The Supreme Court of the United States just issued their opinion in the Endrew F case. https://www.supremecourt.gov/opinions/16pdf/15-827_0pm1.pdf
This precedent setting decision will finally bring consistency among all of the country’s federal courts that hear IDEA-based appeals. It will then impact how our Hearing Officers decide the due process cases.
How does that impact Alabama? It raises the standard for special education review during any due process hearings from a “de minimis” standard to, what the court now describes, as “A child’s IEP need not aim for grade-level advancement if that is not a reasonable prospect. But that child’s educational program must be appropriately ambitious in light of his circumstances, just as advancement from grade to grade is appropriately ambitious for most children in the regular classroom. The goals may differ, but every child should have the chance to meet challenging objectives. This standard is more demanding than the “merely more than de minimis” test applied by the Tenth Circuit. It cannot be right that the IDEA generally contemplates grade-level advancement for children with disabilities who are fully integrated in the regular classroom, but is satisfied with barely more than de minimis progress for children who are not.”
What did ‘de minimis’ mean other than minimal progress? In Alabama, we’ve had Hearing Officers compare the requirements on our schools to provide a child a ‘free and appropriate public education’ (FAPE) to vehicles. A student is not entitled to Cadillac services (which would be higher than ‘de minimis’) but only a ‘serviceable Chevy’ (the ‘de minimis’ standard).
The Supreme Court just arrived and are hooking up that old rusted out “serviceable Chevy” and hauling the thing away. What’s the new “vehicle” of comparison? It will be more like a mid-size Honda or possibly a used Lexus. This will be the new standard of review in judging whether the IEP designed for your child was reasonably calculated to provide a FAPE to where you child made more than minimal progress. What I appreciate about the new analysis most is that SCOTUS has established that the expectation we have for typically-developing students shouldn’t be greater than our expectations for our IEP-qualified students, considering their needs.
We don’t know what that means for Alabama yet and I imagine that our State Department of Education and some school districts will start plotting, once again, to destroy your parental due process rights instead of focusing on changing the broken system of training and delivery so we can all rise together and improve outcomes for our children.

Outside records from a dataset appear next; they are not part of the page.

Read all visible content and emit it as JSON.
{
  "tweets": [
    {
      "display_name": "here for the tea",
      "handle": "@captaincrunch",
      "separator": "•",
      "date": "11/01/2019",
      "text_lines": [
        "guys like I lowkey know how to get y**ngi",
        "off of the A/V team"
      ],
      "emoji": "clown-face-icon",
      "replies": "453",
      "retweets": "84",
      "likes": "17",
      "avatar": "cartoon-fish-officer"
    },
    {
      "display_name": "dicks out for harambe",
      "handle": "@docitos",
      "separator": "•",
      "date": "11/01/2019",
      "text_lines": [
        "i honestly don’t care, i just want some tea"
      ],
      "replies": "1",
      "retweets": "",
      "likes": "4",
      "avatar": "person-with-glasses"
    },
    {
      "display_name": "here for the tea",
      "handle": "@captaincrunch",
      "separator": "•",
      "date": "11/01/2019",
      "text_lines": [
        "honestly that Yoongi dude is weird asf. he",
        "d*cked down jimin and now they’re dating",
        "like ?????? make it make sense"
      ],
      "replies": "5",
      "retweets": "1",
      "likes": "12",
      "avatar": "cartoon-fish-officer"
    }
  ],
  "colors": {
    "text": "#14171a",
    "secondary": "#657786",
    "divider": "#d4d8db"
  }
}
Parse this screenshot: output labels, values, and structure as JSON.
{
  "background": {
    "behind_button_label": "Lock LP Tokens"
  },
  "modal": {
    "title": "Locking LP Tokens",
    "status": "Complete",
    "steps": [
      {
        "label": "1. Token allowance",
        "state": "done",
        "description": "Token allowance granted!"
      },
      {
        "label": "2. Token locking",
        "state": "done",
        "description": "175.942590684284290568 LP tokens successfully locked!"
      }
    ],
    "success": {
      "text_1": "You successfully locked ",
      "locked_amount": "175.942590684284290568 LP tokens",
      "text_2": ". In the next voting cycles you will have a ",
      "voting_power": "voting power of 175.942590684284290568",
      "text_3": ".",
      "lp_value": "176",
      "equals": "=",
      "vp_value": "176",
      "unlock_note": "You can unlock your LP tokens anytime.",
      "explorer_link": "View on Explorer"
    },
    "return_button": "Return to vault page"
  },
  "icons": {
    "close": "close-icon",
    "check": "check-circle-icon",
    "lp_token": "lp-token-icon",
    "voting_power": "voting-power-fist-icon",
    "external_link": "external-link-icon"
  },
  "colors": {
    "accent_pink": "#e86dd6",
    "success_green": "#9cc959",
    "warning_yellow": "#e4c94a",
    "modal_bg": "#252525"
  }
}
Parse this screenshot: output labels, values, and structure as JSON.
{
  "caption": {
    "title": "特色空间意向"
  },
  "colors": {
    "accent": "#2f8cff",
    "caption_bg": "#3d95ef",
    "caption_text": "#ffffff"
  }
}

You can always tell who the bad bureaucrats are and where awful school administrators are located by their finger pointing at everyone but themselves. So, mark my word, that the special education division within the Alabama State Department of Education will be working on changing your due process right to challenge bad programs and poor results because it can’t possibly be their fault that our special educators aren’t properly supported or trained and the progress monitoring numbers are anemic.
I’m elated with the Endrew F decision and all should celebrate because we have needed clarification and that consistency. But, I urge you to stay vigilant and prepared to join me, once again, if and when the Alabama State Department of Education revives their past attempts to destroy our due process rights.